Other than on Facebook, where Old Austin and New Urbanism apparently live, we haven’t seen much hoopla about this yet, but it’s no doubt coming at some point.

The Austin American-Statesman reported Friday that a new mixed-use project (surprise!) is in the works for a 1.5-acre, five-lot section on the east side of South Congress Avenue. The site is currently occupied by Doc’s Bar & Grill, Sfanthor House of Wax, and a few other small local businesses including Wet Salon & Studio, Strut, Parts & Labour, and Ignite Fitnez gym.

High-profile and much lauded Central Texas firm Lake/Flato is designing the project, according to the daily, and locally based Big Red Dog has signed on for the engineering. Current plans include four buildings with ground floor retail and possibly restaurants, topped with two floors of office space and above underground parking with more than 400 spaces, the Statesman reported.

Lake/Flato is also set to design Hotel Magdelena, Austin/Marfa hotelier Liz Lambert’s newest project, which will be on Music Lane behind the new building. Lambert’s reinvention of the rundown motor hotel that became Hotel San José, along with the arrival of Pink Hair Salon (now gone) and the Blackmail clothing store, arguably kick-started the South Congress revival in the mid-1990s. Lake/Flato, one of the most important architects to define and create what has come to be known as "Texas minimalism," also designed that project with Lambert.

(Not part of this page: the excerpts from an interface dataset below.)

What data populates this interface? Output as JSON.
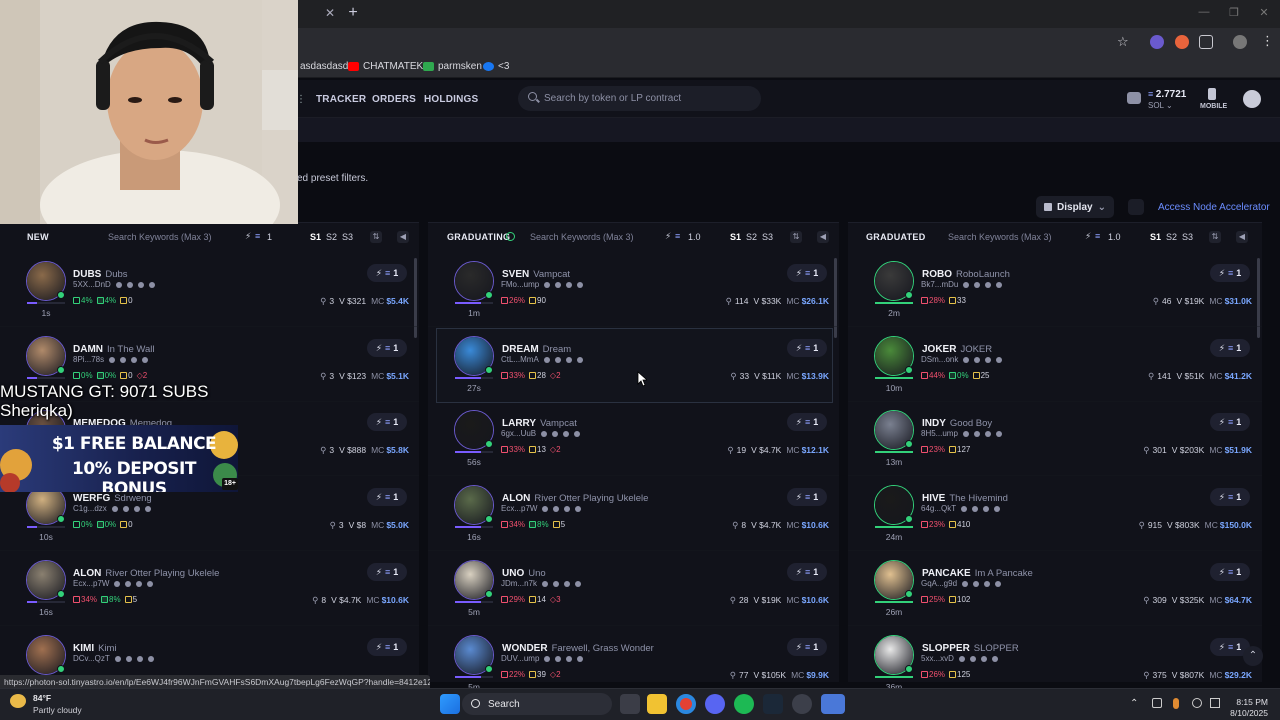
{
  "browser": {
    "bookmarks": [
      "asdasdasd",
      "CHATMATEKO",
      "parmsken",
      "<3"
    ]
  },
  "nav": {
    "links": [
      "TRACKER",
      "ORDERS",
      "HOLDINGS"
    ],
    "search_placeholder": "Search by token or LP contract",
    "wallet_balance": "2.7721",
    "wallet_unit": "SOL",
    "mobile_label": "MOBILE"
  },
  "page": {
    "preset_text": "ed preset filters.",
    "display_label": "Display",
    "accelerator_label": "Access Node Accelerator"
  },
  "columns": [
    {
      "title": "NEW",
      "keywords_placeholder": "Search Keywords (Max 3)",
      "quick_amount": "1",
      "presets": [
        "S1",
        "S2",
        "S3"
      ],
      "cards": [
        {
          "symbol": "DUBS",
          "name": "Dubs",
          "addr": "5XX...DnD",
          "age": "1s",
          "pct1": "4%",
          "pct2": "4%",
          "extra": "0",
          "extra2": "",
          "holders": "3",
          "vol": "V $321",
          "mc": "$5.4K",
          "buy": "1",
          "pct1_color": "green"
        },
        {
          "symbol": "DAMN",
          "name": "In The Wall",
          "addr": "8Pi...78s",
          "age": "",
          "pct1": "0%",
          "pct2": "0%",
          "extra": "0",
          "extra2": "2",
          "holders": "3",
          "vol": "V $123",
          "mc": "$5.1K",
          "buy": "1",
          "pct1_color": "green"
        },
        {
          "symbol": "MEMEDOG",
          "name": "Memedog",
          "addr": "",
          "age": "",
          "pct1": "",
          "pct2": "",
          "extra": "",
          "extra2": "",
          "holders": "3",
          "vol": "V $888",
          "mc": "$5.8K",
          "buy": "1",
          "pct1_color": "green"
        },
        {
          "symbol": "WERFG",
          "name": "Sdrweng",
          "addr": "C1g...dzx",
          "age": "10s",
          "pct1": "0%",
          "pct2": "0%",
          "extra": "0",
          "extra2": "",
          "holders": "3",
          "vol": "V $8",
          "mc": "$5.0K",
          "buy": "1",
          "pct1_color": "green"
        },
        {
          "symbol": "ALON",
          "name": "River Otter Playing Ukelele",
          "addr": "Ecx...p7W",
          "age": "16s",
          "pct1": "34%",
          "pct2": "8%",
          "extra": "5",
          "extra2": "",
          "holders": "8",
          "vol": "V $4.7K",
          "mc": "$10.6K",
          "buy": "1",
          "pct1_color": "red"
        },
        {
          "symbol": "KIMI",
          "name": "Kimi",
          "addr": "DCv...QzT",
          "age": "",
          "pct1": "",
          "pct2": "",
          "extra": "",
          "extra2": "",
          "holders": "",
          "vol": "",
          "mc": "",
          "buy": "1",
          "pct1_color": "green"
        }
      ]
    },
    {
      "title": "GRADUATING",
      "keywords_placeholder": "Search Keywords (Max 3)",
      "quick_amount": "1.0",
      "presets": [
        "S1",
        "S2",
        "S3"
      ],
      "cards": [
        {
          "symbol": "SVEN",
          "name": "Vampcat",
          "addr": "FMo...ump",
          "age": "1m",
          "pct1": "26%",
          "pct2": "",
          "extra": "90",
          "extra2": "",
          "holders": "114",
          "vol": "V $33K",
          "mc": "$26.1K",
          "buy": "1",
          "pct1_color": "red"
        },
        {
          "symbol": "DREAM",
          "name": "Dream",
          "addr": "CtL...MmA",
          "age": "27s",
          "pct1": "33%",
          "pct2": "",
          "extra": "28",
          "extra2": "2",
          "holders": "33",
          "vol": "V $11K",
          "mc": "$13.9K",
          "buy": "1",
          "pct1_color": "red"
        },
        {
          "symbol": "LARRY",
          "name": "Vampcat",
          "addr": "6gx...UuB",
          "age": "56s",
          "pct1": "33%",
          "pct2": "",
          "extra": "13",
          "extra2": "2",
          "holders": "19",
          "vol": "V $4.7K",
          "mc": "$12.1K",
          "buy": "1",
          "pct1_color": "red"
        },
        {
          "symbol": "ALON",
          "name": "River Otter Playing Ukelele",
          "addr": "Ecx...p7W",
          "age": "16s",
          "pct1": "34%",
          "pct2": "8%",
          "extra": "5",
          "extra2": "",
          "holders": "8",
          "vol": "V $4.7K",
          "mc": "$10.6K",
          "buy": "1",
          "pct1_color": "red"
        },
        {
          "symbol": "UNO",
          "name": "Uno",
          "addr": "JDm...n7k",
          "age": "5m",
          "pct1": "29%",
          "pct2": "",
          "extra": "14",
          "extra2": "3",
          "holders": "28",
          "vol": "V $19K",
          "mc": "$10.6K",
          "buy": "1",
          "pct1_color": "red"
        },
        {
          "symbol": "WONDER",
          "name": "Farewell, Grass Wonder",
          "addr": "DUV...ump",
          "age": "5m",
          "pct1": "22%",
          "pct2": "",
          "extra": "39",
          "extra2": "2",
          "holders": "77",
          "vol": "V $105K",
          "mc": "$9.9K",
          "buy": "1",
          "pct1_color": "red"
        }
      ]
    },
    {
      "title": "GRADUATED",
      "keywords_placeholder": "Search Keywords (Max 3)",
      "quick_amount": "1.0",
      "presets": [
        "S1",
        "S2",
        "S3"
      ],
      "cards": [
        {
          "symbol": "ROBO",
          "name": "RoboLaunch",
          "addr": "Bk7...mDu",
          "age": "2m",
          "pct1": "28%",
          "pct2": "",
          "extra": "33",
          "extra2": "",
          "holders": "46",
          "vol": "V $19K",
          "mc": "$31.0K",
          "buy": "1",
          "pct1_color": "red"
        },
        {
          "symbol": "JOKER",
          "name": "JOKER",
          "addr": "DSm...onk",
          "age": "10m",
          "pct1": "44%",
          "pct2": "0%",
          "extra": "25",
          "extra2": "",
          "holders": "141",
          "vol": "V $51K",
          "mc": "$41.2K",
          "buy": "1",
          "pct1_color": "red"
        },
        {
          "symbol": "INDY",
          "name": "Good Boy",
          "addr": "8H5...ump",
          "age": "13m",
          "pct1": "23%",
          "pct2": "",
          "extra": "127",
          "extra2": "",
          "holders": "301",
          "vol": "V $203K",
          "mc": "$51.9K",
          "buy": "1",
          "pct1_color": "red"
        },
        {
          "symbol": "HIVE",
          "name": "The Hivemind",
          "addr": "64g...QkT",
          "age": "24m",
          "pct1": "23%",
          "pct2": "",
          "extra": "410",
          "extra2": "",
          "holders": "915",
          "vol": "V $803K",
          "mc": "$150.0K",
          "buy": "1",
          "pct1_color": "red"
        },
        {
          "symbol": "PANCAKE",
          "name": "Im A Pancake",
          "addr": "GqA...g9d",
          "age": "26m",
          "pct1": "25%",
          "pct2": "",
          "extra": "102",
          "extra2": "",
          "holders": "309",
          "vol": "V $325K",
          "mc": "$64.7K",
          "buy": "1",
          "pct1_color": "red"
        },
        {
          "symbol": "SLOPPER",
          "name": "SLOPPER",
          "addr": "5xx...xvD",
          "age": "36m",
          "pct1": "26%",
          "pct2": "",
          "extra": "125",
          "extra2": "",
          "holders": "375",
          "vol": "V $807K",
          "mc": "$29.2K",
          "buy": "1",
          "pct1_color": "red"
        }
      ]
    }
  ],
  "overlay": {
    "subs_line1": "MUSTANG GT: 9071 SUBS",
    "subs_line2": "Sheriqka)",
    "promo_line1": "$1 FREE BALANCE",
    "promo_line2": "10% DEPOSIT BONUS",
    "promo_badge": "18+"
  },
  "status_url": "https://photon-sol.tinyastro.io/en/lp/Ee6WJ4fr96WJnFmGVAHFsS6DmXAug7tbepLg6FezWqGP?handle=8412e12e862...",
  "taskbar": {
    "weather_temp": "84°F",
    "weather_desc": "Partly cloudy",
    "search_label": "Search",
    "time": "8:15 PM",
    "date": "8/10/2025"
  },
  "colors": {
    "accent_blue": "#7aa7ff",
    "red": "#f0506e",
    "green": "#33d17a",
    "panel": "#11121a"
  }
}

The Statesman also reported that developer Clark Lyda—another longtime figure who has a deep history with South Congress as well as with many other places in the Austin area—is involved in both Hotel Magdelena and the new project. Lake/Flato co-founder David Lake told the paper that the planned project could be built under existing zoning regulations; city spokeswoman Sylvia Arzola said that building height on the tract would be limited to 40 feet to 50 feet (three to four stories), according to the story.